Michael Walker brings a career focus on youth development and assisting black youth to achieve success. He earned his undergraduate degree in physical education from Southwest Minnesota State University and his master’s degree in counseling from the University of Wisconsin – River Falls as well as his administrative license from St. Cloud State. From 1998 to 2006, Walker served as community outreach, program and youth development director at the YMCA of Minneapolis and Greater St. Paul, where he developed programs for social, academic, athletic and employment skills for youth and served as the coordinator of the Black Achievers program. Walker worked as a career and college center coordinator for AchieveMpls at Roosevelt High School (2006-2009) before serving Minneapolis Public Schools as Roosevelt’s dean of students from 2009 to 2011 and assistant principal from 2011 to 2014. He is the inaugural director for the Office of Black Male Student Achievement, where his sole responsibility is changing outcomes for Black Males who attend Minneapolis Public Schools. Walker is a product of Minneapolis Public Schools.

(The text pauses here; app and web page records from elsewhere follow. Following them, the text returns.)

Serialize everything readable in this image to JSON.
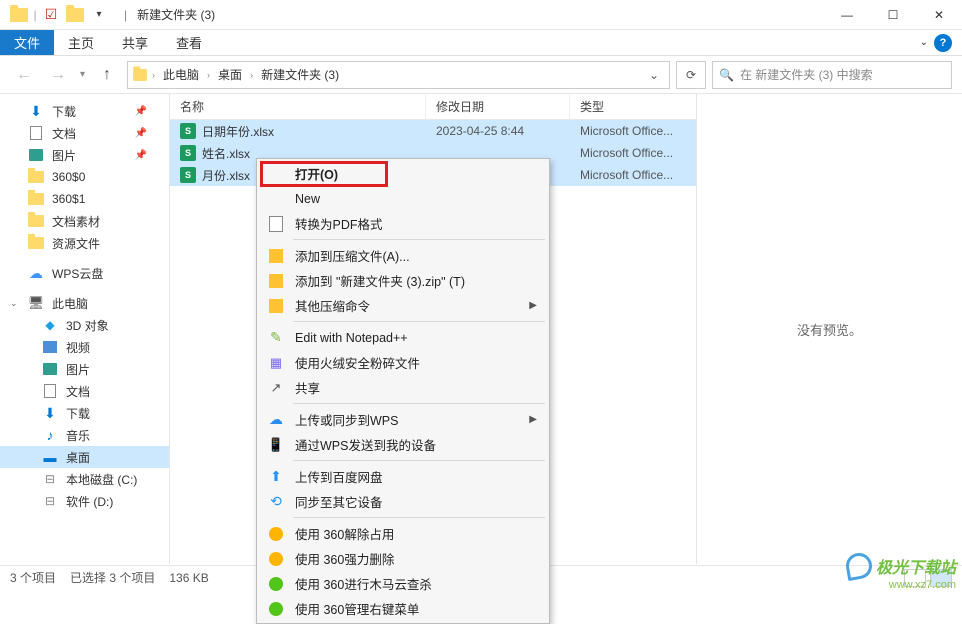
{
  "title": "新建文件夹 (3)",
  "ribbon": {
    "file": "文件",
    "tabs": [
      "主页",
      "共享",
      "查看"
    ]
  },
  "breadcrumb": [
    "此电脑",
    "桌面",
    "新建文件夹 (3)"
  ],
  "search": {
    "placeholder": "在 新建文件夹 (3) 中搜索"
  },
  "nav": {
    "quick": [
      {
        "label": "下载",
        "pin": true,
        "icon": "download"
      },
      {
        "label": "文档",
        "pin": true,
        "icon": "doc"
      },
      {
        "label": "图片",
        "pin": true,
        "icon": "pic"
      },
      {
        "label": "360$0",
        "pin": false,
        "icon": "folder"
      },
      {
        "label": "360$1",
        "pin": false,
        "icon": "folder"
      },
      {
        "label": "文档素材",
        "pin": false,
        "icon": "folder"
      },
      {
        "label": "资源文件",
        "pin": false,
        "icon": "folder"
      }
    ],
    "wps": "WPS云盘",
    "pc": "此电脑",
    "pc_items": [
      {
        "label": "3D 对象",
        "icon": "3d"
      },
      {
        "label": "视频",
        "icon": "vid"
      },
      {
        "label": "图片",
        "icon": "pic"
      },
      {
        "label": "文档",
        "icon": "doc"
      },
      {
        "label": "下载",
        "icon": "download"
      },
      {
        "label": "音乐",
        "icon": "music"
      },
      {
        "label": "桌面",
        "icon": "desktop",
        "selected": true
      },
      {
        "label": "本地磁盘 (C:)",
        "icon": "drive"
      },
      {
        "label": "软件 (D:)",
        "icon": "drive"
      }
    ]
  },
  "columns": {
    "name": "名称",
    "date": "修改日期",
    "type": "类型"
  },
  "files": [
    {
      "name": "日期年份.xlsx",
      "date": "2023-04-25 8:44",
      "type": "Microsoft Office..."
    },
    {
      "name": "姓名.xlsx",
      "date": "",
      "type": "Microsoft Office..."
    },
    {
      "name": "月份.xlsx",
      "date": "",
      "type": "Microsoft Office..."
    }
  ],
  "preview": "没有预览。",
  "status": {
    "count": "3 个项目",
    "selected": "已选择 3 个项目",
    "size": "136 KB"
  },
  "ctx": {
    "open": "打开(O)",
    "new": "New",
    "pdf": "转换为PDF格式",
    "add_archive": "添加到压缩文件(A)...",
    "add_zip": "添加到 \"新建文件夹 (3).zip\" (T)",
    "other_zip": "其他压缩命令",
    "notepad": "Edit with Notepad++",
    "shred": "使用火绒安全粉碎文件",
    "share": "共享",
    "wps_sync": "上传或同步到WPS",
    "wps_send": "通过WPS发送到我的设备",
    "baidu": "上传到百度网盘",
    "sync_other": "同步至其它设备",
    "u360_1": "使用 360解除占用",
    "u360_2": "使用 360强力删除",
    "u360_3": "使用 360进行木马云查杀",
    "u360_4": "使用 360管理右键菜单"
  },
  "watermark": {
    "text": "极光下载站",
    "url": "www.xz7.com"
  }
}
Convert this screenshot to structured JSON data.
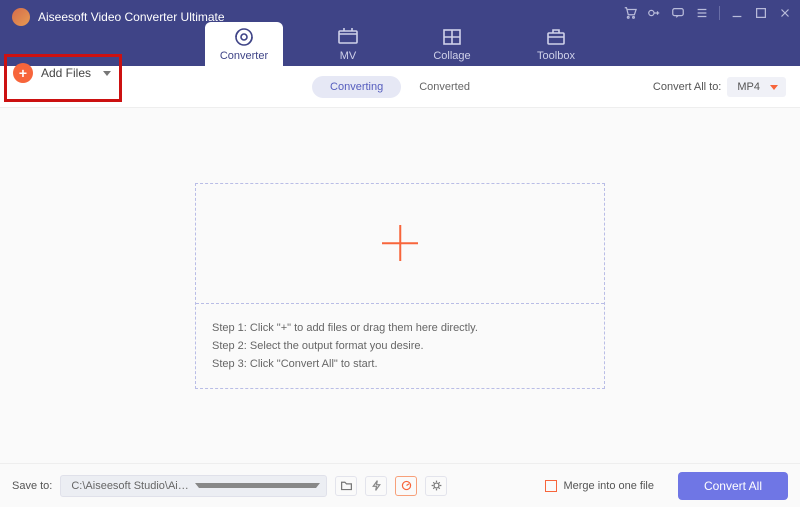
{
  "app": {
    "title": "Aiseesoft Video Converter Ultimate"
  },
  "nav": {
    "converter": "Converter",
    "mv": "MV",
    "collage": "Collage",
    "toolbox": "Toolbox"
  },
  "toolbar": {
    "add_files": "Add Files",
    "seg_converting": "Converting",
    "seg_converted": "Converted",
    "convert_all_to_label": "Convert All to:",
    "format_selected": "MP4"
  },
  "dropzone": {
    "step1": "Step 1: Click \"+\" to add files or drag them here directly.",
    "step2": "Step 2: Select the output format you desire.",
    "step3": "Step 3: Click \"Convert All\" to start."
  },
  "footer": {
    "save_to_label": "Save to:",
    "save_path": "C:\\Aiseesoft Studio\\Ais...rter Ultimate\\Converted",
    "merge_label": "Merge into one file",
    "convert_all": "Convert All"
  }
}
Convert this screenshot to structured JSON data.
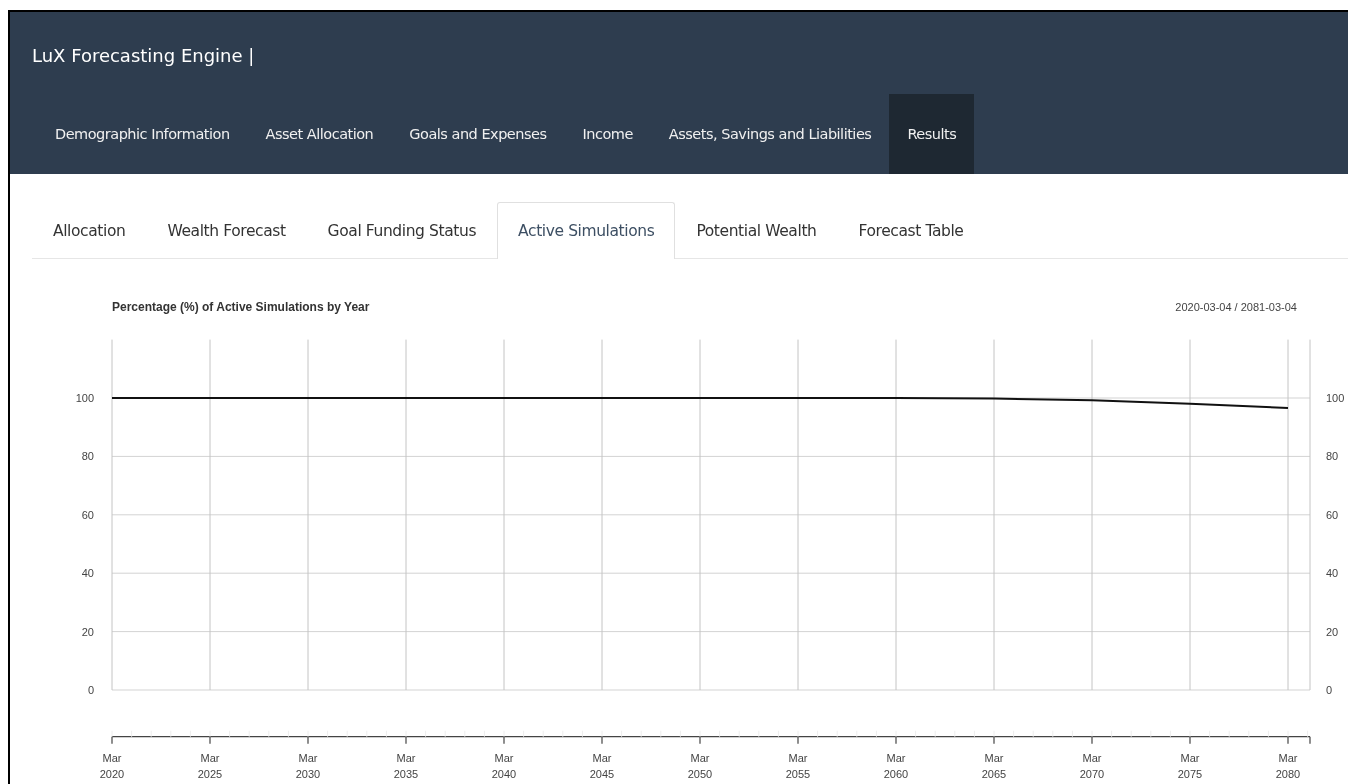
{
  "app": {
    "title": "LuX Forecasting Engine |"
  },
  "nav": [
    {
      "label": "Demographic Information",
      "selected": false
    },
    {
      "label": "Asset Allocation",
      "selected": false
    },
    {
      "label": "Goals and Expenses",
      "selected": false
    },
    {
      "label": "Income",
      "selected": false
    },
    {
      "label": "Assets, Savings and Liabilities",
      "selected": false
    },
    {
      "label": "Results",
      "selected": true
    }
  ],
  "tabs": [
    {
      "label": "Allocation",
      "selected": false
    },
    {
      "label": "Wealth Forecast",
      "selected": false
    },
    {
      "label": "Goal Funding Status",
      "selected": false
    },
    {
      "label": "Active Simulations",
      "selected": true
    },
    {
      "label": "Potential Wealth",
      "selected": false
    },
    {
      "label": "Forecast Table",
      "selected": false
    }
  ],
  "panel": {
    "date_range": "2020-03-04 / 2081-03-04",
    "chart_data": {
      "type": "line",
      "title": "Percentage (%) of Active Simulations by Year",
      "categories": [
        "Mar 2020",
        "Mar 2025",
        "Mar 2030",
        "Mar 2035",
        "Mar 2040",
        "Mar 2045",
        "Mar 2050",
        "Mar 2055",
        "Mar 2060",
        "Mar 2065",
        "Mar 2070",
        "Mar 2075",
        "Mar 2080"
      ],
      "grid": true,
      "series": [
        {
          "color": "#111111",
          "values": [
            100,
            100,
            100,
            100,
            100,
            100,
            100,
            100,
            100,
            99.8,
            99.2,
            98,
            96.6
          ]
        }
      ],
      "ylim": [
        -16,
        120
      ],
      "yticks": [
        {
          "value": 0,
          "label": "0"
        },
        {
          "value": 20,
          "label": "20"
        },
        {
          "value": 40,
          "label": "40"
        },
        {
          "value": 60,
          "label": "60"
        },
        {
          "value": 80,
          "label": "80"
        },
        {
          "value": 100,
          "label": "100"
        }
      ]
    },
    "right_axis_labels": [
      "100",
      "80",
      "60",
      "40",
      "20",
      "0"
    ]
  }
}
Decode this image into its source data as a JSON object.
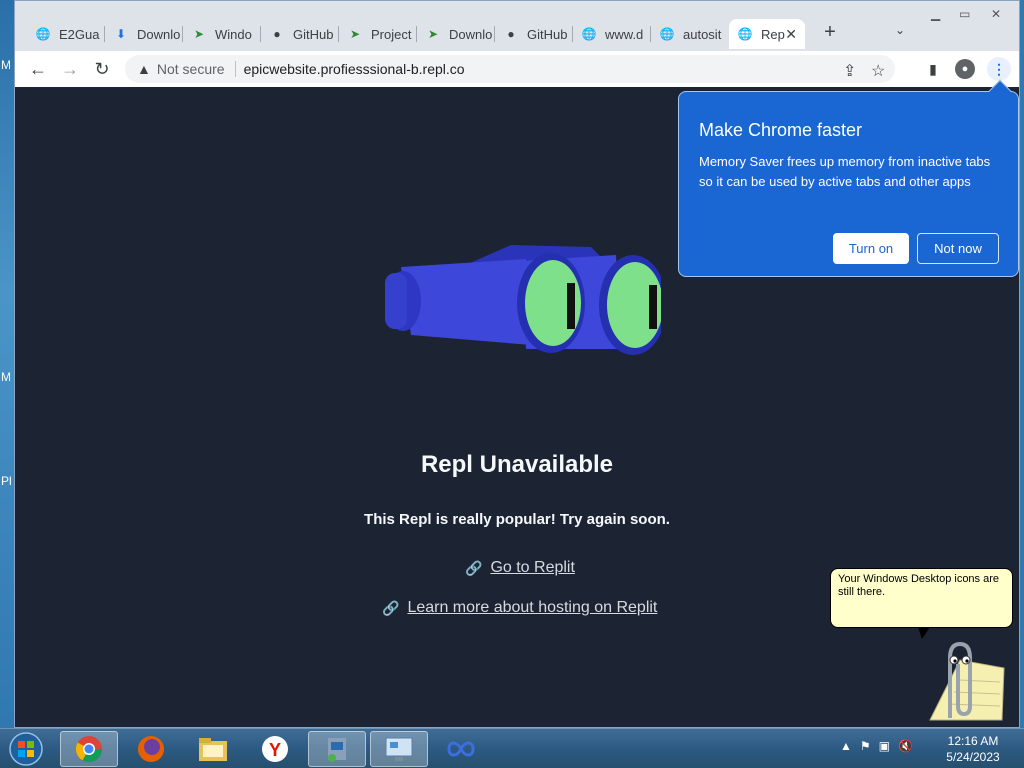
{
  "desktop": {
    "edge_letters": [
      "M",
      "M",
      "Pl"
    ]
  },
  "browser": {
    "tabs": [
      {
        "label": "E2Gua",
        "icon": "globe-icon"
      },
      {
        "label": "Downlo",
        "icon": "download-icon"
      },
      {
        "label": "Windo",
        "icon": "green-arrows-icon"
      },
      {
        "label": "GitHub",
        "icon": "github-icon"
      },
      {
        "label": "Project",
        "icon": "green-arrows-icon"
      },
      {
        "label": "Downlo",
        "icon": "green-arrows-icon"
      },
      {
        "label": "GitHub",
        "icon": "github-icon"
      },
      {
        "label": "www.d",
        "icon": "globe-icon"
      },
      {
        "label": "autosit",
        "icon": "globe-icon"
      },
      {
        "label": "Rep",
        "icon": "globe-icon",
        "active": true
      }
    ],
    "security_label": "Not secure",
    "url": "epicwebsite.profiesssional-b.repl.co"
  },
  "page": {
    "title": "Repl Unavailable",
    "subtitle": "This Repl is really popular! Try again soon.",
    "links": [
      "Go to Replit",
      "Learn more about hosting on Replit"
    ]
  },
  "popup": {
    "title": "Make Chrome faster",
    "body": "Memory Saver frees up memory from inactive tabs so it can be used by active tabs and other apps",
    "primary_button": "Turn on",
    "secondary_button": "Not now"
  },
  "assistant": {
    "bubble_text": "Your Windows Desktop icons are still there."
  },
  "taskbar": {
    "items": [
      "chrome",
      "firefox",
      "file-explorer",
      "yandex",
      "installer",
      "remote-desktop",
      "meta-app"
    ],
    "time": "12:16 AM",
    "date": "5/24/2023"
  },
  "colors": {
    "page_bg": "#1c2333",
    "popup_bg": "#1a66d2",
    "binocular_body": "#3d47d9",
    "lens": "#7ee08a"
  }
}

Michael is also the CEO/Founder of Critical Questioning Consulting and is a Page Scholar currently pursuing his doctorate in Organizational Leadership Policy and Development.
Join us for our 2020 Virtual Award Ceremony at link: